◆ THE TASK
Search the records for the string "screen" and return each line that has it.
-----
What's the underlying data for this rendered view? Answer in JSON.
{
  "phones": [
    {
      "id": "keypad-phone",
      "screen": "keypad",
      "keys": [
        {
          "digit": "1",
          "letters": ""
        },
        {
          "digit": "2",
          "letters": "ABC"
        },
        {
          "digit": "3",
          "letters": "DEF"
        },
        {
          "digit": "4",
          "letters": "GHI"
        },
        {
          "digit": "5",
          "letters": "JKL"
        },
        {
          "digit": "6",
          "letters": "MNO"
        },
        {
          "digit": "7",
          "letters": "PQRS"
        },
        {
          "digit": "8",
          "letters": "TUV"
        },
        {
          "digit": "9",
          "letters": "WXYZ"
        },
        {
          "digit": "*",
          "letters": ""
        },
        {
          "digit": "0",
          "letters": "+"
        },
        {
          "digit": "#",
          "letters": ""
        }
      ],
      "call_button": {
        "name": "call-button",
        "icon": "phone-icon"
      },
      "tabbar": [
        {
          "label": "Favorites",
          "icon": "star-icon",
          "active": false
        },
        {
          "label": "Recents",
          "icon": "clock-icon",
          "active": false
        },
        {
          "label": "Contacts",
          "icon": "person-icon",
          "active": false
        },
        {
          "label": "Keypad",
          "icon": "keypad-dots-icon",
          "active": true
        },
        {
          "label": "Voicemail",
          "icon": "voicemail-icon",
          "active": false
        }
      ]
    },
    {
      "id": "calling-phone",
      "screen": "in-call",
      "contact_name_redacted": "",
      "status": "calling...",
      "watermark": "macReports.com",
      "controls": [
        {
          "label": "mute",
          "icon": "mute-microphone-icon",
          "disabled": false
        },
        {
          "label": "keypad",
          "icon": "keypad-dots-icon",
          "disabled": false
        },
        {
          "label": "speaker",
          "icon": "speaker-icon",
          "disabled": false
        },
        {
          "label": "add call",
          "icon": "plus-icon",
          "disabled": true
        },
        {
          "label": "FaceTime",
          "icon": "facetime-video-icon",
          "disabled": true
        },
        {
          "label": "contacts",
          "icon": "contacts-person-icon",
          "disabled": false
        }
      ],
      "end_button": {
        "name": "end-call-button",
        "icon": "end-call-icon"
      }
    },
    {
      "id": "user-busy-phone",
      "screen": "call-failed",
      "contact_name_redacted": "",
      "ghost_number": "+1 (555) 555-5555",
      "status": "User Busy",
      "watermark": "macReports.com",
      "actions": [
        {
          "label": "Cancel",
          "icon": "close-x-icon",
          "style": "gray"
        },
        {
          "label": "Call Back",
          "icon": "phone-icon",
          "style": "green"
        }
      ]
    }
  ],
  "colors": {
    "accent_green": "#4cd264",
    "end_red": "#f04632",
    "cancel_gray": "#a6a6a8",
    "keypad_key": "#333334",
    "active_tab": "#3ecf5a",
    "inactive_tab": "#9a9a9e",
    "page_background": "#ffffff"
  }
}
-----
◆ RESULT
      "screen": "keypad",
      "screen": "in-call",
      "screen": "call-failed",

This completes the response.